--- Data to use Enclosed Below ---
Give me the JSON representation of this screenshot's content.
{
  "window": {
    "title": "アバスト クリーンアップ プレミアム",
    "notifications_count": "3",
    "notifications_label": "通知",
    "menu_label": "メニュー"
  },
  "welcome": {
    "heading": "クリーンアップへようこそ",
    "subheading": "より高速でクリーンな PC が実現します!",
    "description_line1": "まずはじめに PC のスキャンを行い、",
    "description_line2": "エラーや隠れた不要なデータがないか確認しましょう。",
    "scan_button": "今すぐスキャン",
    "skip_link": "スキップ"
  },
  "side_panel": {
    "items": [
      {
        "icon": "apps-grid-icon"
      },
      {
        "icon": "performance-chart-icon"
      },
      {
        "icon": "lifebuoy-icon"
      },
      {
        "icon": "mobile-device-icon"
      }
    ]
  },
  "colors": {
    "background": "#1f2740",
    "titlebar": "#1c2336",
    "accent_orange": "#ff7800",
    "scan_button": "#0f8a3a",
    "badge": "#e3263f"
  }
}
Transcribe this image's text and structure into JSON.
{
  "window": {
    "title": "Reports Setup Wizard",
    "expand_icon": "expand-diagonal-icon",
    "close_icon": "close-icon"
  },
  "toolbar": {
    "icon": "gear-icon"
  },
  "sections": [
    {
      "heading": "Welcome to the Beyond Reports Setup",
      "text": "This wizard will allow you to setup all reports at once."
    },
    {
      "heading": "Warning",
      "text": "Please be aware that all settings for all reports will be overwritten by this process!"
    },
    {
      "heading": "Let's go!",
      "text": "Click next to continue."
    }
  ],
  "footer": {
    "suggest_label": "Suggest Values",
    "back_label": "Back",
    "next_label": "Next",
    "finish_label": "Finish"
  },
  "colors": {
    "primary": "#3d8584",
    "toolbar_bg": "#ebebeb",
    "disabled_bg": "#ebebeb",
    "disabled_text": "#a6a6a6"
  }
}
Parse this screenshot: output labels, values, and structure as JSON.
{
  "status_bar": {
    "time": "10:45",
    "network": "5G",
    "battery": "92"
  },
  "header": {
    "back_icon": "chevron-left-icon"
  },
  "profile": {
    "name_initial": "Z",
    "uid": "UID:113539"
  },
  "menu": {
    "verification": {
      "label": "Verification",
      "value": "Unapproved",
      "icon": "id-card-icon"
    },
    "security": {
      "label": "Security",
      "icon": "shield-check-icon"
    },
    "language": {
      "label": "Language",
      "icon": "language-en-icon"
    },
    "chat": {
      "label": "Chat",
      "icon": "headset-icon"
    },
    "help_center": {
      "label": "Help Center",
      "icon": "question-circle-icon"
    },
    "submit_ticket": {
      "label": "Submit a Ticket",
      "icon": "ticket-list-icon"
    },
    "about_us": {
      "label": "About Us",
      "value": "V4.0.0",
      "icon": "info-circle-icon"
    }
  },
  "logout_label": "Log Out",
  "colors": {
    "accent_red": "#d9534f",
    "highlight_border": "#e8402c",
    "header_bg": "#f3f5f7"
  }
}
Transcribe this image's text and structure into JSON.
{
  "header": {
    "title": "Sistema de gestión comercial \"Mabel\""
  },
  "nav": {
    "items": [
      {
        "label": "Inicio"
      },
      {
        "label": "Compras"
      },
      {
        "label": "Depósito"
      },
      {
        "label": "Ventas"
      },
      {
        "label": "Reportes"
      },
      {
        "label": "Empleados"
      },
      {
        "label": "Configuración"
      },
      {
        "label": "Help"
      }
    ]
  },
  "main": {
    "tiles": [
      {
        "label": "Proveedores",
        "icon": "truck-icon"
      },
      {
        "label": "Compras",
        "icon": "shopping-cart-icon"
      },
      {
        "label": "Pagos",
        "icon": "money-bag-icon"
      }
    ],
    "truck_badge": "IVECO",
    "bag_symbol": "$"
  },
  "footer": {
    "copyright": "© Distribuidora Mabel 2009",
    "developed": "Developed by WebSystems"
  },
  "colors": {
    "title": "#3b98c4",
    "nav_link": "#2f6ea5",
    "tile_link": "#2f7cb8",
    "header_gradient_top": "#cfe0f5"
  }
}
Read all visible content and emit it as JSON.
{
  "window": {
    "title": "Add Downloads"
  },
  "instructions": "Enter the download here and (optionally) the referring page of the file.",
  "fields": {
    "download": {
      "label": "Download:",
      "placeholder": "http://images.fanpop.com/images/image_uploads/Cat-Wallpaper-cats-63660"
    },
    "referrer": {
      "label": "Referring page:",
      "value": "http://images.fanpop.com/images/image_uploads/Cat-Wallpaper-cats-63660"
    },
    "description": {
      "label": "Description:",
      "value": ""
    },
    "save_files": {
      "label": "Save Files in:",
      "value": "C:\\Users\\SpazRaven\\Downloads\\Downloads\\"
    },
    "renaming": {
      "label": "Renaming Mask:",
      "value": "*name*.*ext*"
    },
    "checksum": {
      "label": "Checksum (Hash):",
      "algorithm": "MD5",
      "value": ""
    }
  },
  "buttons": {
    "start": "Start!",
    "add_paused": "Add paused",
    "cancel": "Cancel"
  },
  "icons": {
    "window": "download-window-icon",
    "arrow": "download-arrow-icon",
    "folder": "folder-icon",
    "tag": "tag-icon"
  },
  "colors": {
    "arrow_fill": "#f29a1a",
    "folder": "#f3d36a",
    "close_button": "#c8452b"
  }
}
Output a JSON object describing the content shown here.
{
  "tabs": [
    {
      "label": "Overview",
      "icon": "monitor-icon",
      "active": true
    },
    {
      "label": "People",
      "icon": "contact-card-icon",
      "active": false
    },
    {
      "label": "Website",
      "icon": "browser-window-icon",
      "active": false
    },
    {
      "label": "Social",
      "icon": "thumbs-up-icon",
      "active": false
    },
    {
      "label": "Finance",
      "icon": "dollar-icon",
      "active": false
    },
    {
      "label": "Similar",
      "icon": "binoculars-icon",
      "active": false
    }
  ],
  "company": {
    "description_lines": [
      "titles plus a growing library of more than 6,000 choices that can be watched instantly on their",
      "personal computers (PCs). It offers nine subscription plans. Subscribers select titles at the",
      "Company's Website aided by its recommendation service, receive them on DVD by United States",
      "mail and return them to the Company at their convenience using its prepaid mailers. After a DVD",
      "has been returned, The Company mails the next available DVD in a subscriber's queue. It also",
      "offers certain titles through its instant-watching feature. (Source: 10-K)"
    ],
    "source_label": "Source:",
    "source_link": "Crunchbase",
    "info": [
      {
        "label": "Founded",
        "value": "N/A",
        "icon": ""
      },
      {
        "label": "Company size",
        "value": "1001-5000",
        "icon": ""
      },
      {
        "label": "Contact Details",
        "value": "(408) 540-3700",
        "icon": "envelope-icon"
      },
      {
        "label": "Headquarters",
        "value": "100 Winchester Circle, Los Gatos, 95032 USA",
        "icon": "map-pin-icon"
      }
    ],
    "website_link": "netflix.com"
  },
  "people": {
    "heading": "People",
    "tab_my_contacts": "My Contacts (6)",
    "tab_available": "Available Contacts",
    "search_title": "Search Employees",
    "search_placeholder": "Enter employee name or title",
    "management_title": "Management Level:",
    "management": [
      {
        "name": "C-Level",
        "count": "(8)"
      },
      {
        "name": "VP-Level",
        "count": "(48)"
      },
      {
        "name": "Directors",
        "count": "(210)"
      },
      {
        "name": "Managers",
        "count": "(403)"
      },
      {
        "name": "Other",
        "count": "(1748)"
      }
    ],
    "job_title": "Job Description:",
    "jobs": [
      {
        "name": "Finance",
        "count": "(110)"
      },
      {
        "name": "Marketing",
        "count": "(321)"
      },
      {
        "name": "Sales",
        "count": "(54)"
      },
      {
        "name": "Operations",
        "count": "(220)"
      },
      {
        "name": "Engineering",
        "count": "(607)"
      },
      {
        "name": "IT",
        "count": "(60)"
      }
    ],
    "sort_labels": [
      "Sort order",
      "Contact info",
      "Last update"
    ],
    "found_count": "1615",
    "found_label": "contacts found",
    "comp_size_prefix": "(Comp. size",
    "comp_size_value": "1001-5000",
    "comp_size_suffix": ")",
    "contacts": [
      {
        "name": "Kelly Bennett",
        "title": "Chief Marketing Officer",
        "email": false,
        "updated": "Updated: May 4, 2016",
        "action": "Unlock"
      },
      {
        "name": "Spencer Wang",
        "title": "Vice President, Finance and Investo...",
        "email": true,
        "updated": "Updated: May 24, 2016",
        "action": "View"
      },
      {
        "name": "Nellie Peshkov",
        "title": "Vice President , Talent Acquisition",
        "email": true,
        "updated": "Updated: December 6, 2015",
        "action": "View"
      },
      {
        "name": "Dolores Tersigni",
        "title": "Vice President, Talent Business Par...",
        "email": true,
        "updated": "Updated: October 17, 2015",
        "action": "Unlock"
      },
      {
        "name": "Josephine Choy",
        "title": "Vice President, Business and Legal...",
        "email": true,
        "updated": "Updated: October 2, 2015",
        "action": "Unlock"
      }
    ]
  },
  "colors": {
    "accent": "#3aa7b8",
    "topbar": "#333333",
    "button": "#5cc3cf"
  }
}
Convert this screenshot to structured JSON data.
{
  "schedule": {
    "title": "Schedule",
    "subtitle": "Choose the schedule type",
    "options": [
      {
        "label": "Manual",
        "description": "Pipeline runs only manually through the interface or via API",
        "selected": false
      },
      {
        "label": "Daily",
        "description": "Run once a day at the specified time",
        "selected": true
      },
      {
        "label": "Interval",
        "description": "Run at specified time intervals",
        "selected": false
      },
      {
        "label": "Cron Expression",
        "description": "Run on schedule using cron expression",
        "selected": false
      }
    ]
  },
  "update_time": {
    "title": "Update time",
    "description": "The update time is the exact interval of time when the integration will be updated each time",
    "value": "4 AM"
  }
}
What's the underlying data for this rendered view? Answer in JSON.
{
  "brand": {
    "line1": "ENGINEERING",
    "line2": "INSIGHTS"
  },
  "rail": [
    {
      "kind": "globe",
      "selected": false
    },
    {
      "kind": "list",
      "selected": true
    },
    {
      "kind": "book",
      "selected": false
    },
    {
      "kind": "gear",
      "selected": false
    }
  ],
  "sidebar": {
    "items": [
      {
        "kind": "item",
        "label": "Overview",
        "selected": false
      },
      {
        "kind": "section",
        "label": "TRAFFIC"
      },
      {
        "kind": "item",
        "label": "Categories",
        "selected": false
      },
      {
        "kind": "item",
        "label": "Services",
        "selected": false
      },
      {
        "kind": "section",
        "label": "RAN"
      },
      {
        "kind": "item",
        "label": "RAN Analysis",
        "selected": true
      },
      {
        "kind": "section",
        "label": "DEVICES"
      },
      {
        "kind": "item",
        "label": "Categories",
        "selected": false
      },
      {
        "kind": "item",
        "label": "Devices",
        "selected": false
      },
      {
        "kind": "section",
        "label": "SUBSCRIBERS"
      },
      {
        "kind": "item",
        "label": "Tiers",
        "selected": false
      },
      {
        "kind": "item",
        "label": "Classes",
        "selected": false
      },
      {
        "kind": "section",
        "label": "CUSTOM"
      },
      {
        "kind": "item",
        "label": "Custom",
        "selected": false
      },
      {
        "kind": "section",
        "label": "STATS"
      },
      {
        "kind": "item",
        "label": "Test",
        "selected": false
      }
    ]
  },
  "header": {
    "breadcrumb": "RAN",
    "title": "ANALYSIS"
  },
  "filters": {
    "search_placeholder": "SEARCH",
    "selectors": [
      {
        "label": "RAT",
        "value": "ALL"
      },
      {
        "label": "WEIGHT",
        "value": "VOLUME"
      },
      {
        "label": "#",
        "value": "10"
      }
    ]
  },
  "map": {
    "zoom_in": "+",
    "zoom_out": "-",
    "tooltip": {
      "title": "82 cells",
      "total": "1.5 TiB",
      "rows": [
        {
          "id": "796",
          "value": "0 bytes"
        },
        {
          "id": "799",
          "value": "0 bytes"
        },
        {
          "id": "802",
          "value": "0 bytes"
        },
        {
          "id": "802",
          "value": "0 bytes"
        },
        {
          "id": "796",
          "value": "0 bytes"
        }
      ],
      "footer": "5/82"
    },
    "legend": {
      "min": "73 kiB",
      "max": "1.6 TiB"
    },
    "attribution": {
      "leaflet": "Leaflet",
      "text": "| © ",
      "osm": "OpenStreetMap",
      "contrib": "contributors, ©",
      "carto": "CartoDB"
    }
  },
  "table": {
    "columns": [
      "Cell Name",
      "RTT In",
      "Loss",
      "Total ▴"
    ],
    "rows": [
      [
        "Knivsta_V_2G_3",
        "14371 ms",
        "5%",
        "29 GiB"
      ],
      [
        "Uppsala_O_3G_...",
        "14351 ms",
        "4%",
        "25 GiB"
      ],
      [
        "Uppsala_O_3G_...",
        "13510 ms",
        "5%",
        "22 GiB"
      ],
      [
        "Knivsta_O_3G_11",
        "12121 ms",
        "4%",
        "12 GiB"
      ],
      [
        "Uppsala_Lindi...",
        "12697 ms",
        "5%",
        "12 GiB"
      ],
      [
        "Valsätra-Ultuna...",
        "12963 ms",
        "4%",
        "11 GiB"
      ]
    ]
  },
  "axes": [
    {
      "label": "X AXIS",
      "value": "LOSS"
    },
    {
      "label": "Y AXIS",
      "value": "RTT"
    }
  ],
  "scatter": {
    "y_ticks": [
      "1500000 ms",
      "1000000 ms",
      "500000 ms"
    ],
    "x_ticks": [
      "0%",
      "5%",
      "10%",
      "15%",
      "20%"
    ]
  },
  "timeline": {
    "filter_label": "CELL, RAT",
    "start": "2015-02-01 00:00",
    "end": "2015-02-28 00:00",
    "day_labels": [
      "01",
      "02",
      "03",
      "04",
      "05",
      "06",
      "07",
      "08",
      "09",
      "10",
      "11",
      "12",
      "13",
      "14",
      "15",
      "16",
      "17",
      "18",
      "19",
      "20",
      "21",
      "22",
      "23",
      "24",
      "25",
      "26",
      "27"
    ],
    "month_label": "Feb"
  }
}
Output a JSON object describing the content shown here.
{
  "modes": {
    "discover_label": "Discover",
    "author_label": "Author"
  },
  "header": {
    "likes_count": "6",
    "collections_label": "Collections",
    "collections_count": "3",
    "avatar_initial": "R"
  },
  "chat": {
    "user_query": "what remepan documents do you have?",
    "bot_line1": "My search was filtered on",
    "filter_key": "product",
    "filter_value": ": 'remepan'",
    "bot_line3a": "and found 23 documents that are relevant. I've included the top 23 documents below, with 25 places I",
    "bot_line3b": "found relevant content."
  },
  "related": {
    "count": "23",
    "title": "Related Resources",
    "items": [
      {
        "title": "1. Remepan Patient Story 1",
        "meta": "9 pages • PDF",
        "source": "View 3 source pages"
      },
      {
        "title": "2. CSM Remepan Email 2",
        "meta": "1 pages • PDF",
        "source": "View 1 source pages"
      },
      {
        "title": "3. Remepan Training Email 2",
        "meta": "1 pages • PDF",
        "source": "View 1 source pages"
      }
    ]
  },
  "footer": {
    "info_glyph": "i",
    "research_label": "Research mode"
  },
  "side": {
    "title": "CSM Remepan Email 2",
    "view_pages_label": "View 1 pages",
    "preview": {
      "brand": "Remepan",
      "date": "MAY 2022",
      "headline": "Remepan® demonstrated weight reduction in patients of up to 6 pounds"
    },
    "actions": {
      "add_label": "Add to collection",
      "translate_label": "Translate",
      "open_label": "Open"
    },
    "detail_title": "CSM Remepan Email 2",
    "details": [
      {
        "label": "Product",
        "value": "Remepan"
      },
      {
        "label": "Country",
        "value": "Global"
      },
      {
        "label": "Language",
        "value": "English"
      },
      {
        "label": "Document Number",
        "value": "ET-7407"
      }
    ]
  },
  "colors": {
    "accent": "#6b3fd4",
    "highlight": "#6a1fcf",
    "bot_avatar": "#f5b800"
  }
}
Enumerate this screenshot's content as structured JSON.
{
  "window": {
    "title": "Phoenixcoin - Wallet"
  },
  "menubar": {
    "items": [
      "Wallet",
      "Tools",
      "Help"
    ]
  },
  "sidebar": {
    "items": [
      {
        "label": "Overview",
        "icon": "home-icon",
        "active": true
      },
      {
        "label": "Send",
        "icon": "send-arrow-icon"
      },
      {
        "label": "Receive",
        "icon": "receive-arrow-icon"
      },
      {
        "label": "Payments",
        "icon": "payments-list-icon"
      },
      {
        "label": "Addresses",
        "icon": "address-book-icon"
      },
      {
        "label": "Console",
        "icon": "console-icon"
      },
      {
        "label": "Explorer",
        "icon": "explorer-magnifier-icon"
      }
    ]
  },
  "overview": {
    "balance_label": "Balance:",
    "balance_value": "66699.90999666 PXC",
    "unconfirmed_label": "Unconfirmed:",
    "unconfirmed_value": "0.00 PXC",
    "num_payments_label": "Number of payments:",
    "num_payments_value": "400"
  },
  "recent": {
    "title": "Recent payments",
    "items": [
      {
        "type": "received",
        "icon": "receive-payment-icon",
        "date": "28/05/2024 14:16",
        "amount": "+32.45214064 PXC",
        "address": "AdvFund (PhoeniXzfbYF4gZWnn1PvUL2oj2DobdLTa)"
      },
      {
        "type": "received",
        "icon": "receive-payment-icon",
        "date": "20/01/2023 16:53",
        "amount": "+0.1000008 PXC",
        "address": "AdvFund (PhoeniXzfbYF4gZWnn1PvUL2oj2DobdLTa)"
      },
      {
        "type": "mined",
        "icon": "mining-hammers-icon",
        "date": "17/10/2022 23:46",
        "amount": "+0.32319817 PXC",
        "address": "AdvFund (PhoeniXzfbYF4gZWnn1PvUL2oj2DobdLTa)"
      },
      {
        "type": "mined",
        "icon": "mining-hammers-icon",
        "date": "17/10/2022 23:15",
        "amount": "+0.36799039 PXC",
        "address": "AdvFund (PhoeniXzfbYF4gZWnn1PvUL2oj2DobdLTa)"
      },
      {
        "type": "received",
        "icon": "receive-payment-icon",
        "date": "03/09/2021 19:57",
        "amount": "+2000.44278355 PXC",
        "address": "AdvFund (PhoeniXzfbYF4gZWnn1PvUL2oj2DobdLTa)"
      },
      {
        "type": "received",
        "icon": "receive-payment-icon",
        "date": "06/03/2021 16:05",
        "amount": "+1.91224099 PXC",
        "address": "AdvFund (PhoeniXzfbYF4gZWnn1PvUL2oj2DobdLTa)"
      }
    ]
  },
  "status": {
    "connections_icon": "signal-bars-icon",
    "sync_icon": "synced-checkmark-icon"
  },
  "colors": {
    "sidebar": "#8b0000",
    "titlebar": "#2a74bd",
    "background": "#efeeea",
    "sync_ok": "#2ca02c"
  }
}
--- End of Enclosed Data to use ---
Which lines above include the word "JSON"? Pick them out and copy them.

* [Exercise response]
Give me the JSON representation of this screenshot's content.
Transcribe this image's text and structure into JSON.
Parse this screenshot: output labels, values, and structure as JSON.
Transcribe this image's text and structure into JSON.
Read all visible content and emit it as JSON.
Output a JSON object describing the content shown here.
Convert this screenshot to structured JSON data.
What's the underlying data for this rendered view? Answer in JSON.
Output a JSON object describing the content shown here.
Enumerate this screenshot's content as structured JSON.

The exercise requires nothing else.